> Dataset extract
####

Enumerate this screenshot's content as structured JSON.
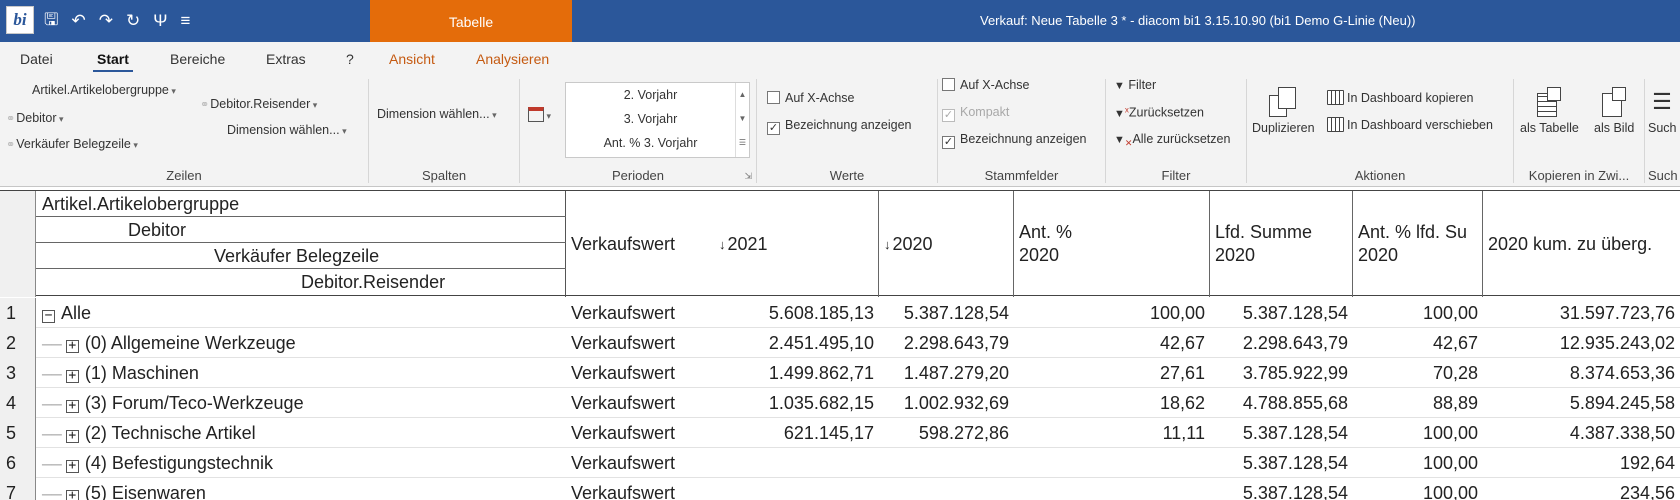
{
  "title_bar": {
    "context_tab": "Tabelle",
    "window_title": "Verkauf: Neue Tabelle 3 * - diacom bi1 3.15.10.90 (bi1 Demo G-Linie (Neu))",
    "logo_text": "bi"
  },
  "quick_access": [
    {
      "name": "save-icon",
      "glyph": "🖫"
    },
    {
      "name": "undo-icon",
      "glyph": "↶"
    },
    {
      "name": "redo-icon",
      "glyph": "↷"
    },
    {
      "name": "refresh-icon",
      "glyph": "↻"
    },
    {
      "name": "tools-icon",
      "glyph": "Ψ"
    },
    {
      "name": "customize-qat-icon",
      "glyph": "≡"
    }
  ],
  "ribbon_tabs": [
    {
      "label": "Datei",
      "left": 0
    },
    {
      "label": "Start",
      "active": true
    },
    {
      "label": "Bereiche"
    },
    {
      "label": "Extras"
    },
    {
      "label": "?"
    },
    {
      "label": "Ansicht",
      "context": true
    },
    {
      "label": "Analysieren",
      "context": true
    }
  ],
  "ribbon": {
    "zeilen": {
      "label": "Zeilen",
      "items": [
        "Artikel.Artikelobergruppe",
        "Debitor",
        "Verkäufer Belegzeile",
        "Debitor.Reisender",
        "Dimension wählen..."
      ]
    },
    "spalten": {
      "label": "Spalten",
      "item": "Dimension wählen..."
    },
    "perioden": {
      "label": "Perioden",
      "items": [
        "2. Vorjahr",
        "3. Vorjahr",
        "Ant. % 3. Vorjahr"
      ]
    },
    "werte": {
      "label": "Werte",
      "items": [
        {
          "label": "Auf X-Achse",
          "checked": false
        },
        {
          "label": "Bezeichnung anzeigen",
          "checked": true
        }
      ]
    },
    "stammfelder": {
      "label": "Stammfelder",
      "items": [
        {
          "label": "Auf X-Achse",
          "checked": false
        },
        {
          "label": "Kompakt",
          "checked": true,
          "disabled": true
        },
        {
          "label": "Bezeichnung anzeigen",
          "checked": true
        }
      ]
    },
    "filter": {
      "label": "Filter",
      "items": [
        "Filter",
        "Zurücksetzen",
        "Alle zurücksetzen"
      ]
    },
    "aktionen": {
      "label": "Aktionen",
      "duplicate": "Duplizieren",
      "copy": "In Dashboard kopieren",
      "move": "In Dashboard verschieben"
    },
    "kopieren": {
      "label": "Kopieren in Zwi...",
      "as_table": "als Tabelle",
      "as_image": "als Bild"
    },
    "suche": {
      "label": "Such",
      "button": "Such"
    }
  },
  "grid": {
    "row_dims": [
      "Artikel.Artikelobergruppe",
      "Debitor",
      "Verkäufer Belegzeile",
      "Debitor.Reisender"
    ],
    "columns": [
      {
        "label": "Verkaufswert"
      },
      {
        "label": "2021",
        "sort": "↓"
      },
      {
        "label": "2020",
        "sort": "↓"
      },
      {
        "label": "Ant. %\n2020"
      },
      {
        "label": "Lfd. Summe\n2020"
      },
      {
        "label": "Ant. % lfd. Su\n2020"
      },
      {
        "label": "2020 kum. zu überg."
      }
    ],
    "rows": [
      {
        "n": "1",
        "label": "Alle",
        "root": true,
        "measure": "Verkaufswert",
        "v2021": "5.608.185,13",
        "v2020": "5.387.128,54",
        "ant": "100,00",
        "lfd": "5.387.128,54",
        "antlfd": "100,00",
        "kum": "31.597.723,76"
      },
      {
        "n": "2",
        "label": "(0) Allgemeine Werkzeuge",
        "measure": "Verkaufswert",
        "v2021": "2.451.495,10",
        "v2020": "2.298.643,79",
        "ant": "42,67",
        "lfd": "2.298.643,79",
        "antlfd": "42,67",
        "kum": "12.935.243,02"
      },
      {
        "n": "3",
        "label": "(1) Maschinen",
        "measure": "Verkaufswert",
        "v2021": "1.499.862,71",
        "v2020": "1.487.279,20",
        "ant": "27,61",
        "lfd": "3.785.922,99",
        "antlfd": "70,28",
        "kum": "8.374.653,36"
      },
      {
        "n": "4",
        "label": "(3) Forum/Teco-Werkzeuge",
        "measure": "Verkaufswert",
        "v2021": "1.035.682,15",
        "v2020": "1.002.932,69",
        "ant": "18,62",
        "lfd": "4.788.855,68",
        "antlfd": "88,89",
        "kum": "5.894.245,58"
      },
      {
        "n": "5",
        "label": "(2) Technische Artikel",
        "measure": "Verkaufswert",
        "v2021": "621.145,17",
        "v2020": "598.272,86",
        "ant": "11,11",
        "lfd": "5.387.128,54",
        "antlfd": "100,00",
        "kum": "4.387.338,50"
      },
      {
        "n": "6",
        "label": "(4) Befestigungstechnik",
        "measure": "Verkaufswert",
        "v2021": "",
        "v2020": "",
        "ant": "",
        "lfd": "5.387.128,54",
        "antlfd": "100,00",
        "kum": "192,64"
      },
      {
        "n": "7",
        "label": "(5) Eisenwaren",
        "measure": "Verkaufswert",
        "v2021": "",
        "v2020": "",
        "ant": "",
        "lfd": "5.387.128,54",
        "antlfd": "100,00",
        "kum": "234,56"
      }
    ]
  }
}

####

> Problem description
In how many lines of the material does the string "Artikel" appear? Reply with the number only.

> Solved exercise
3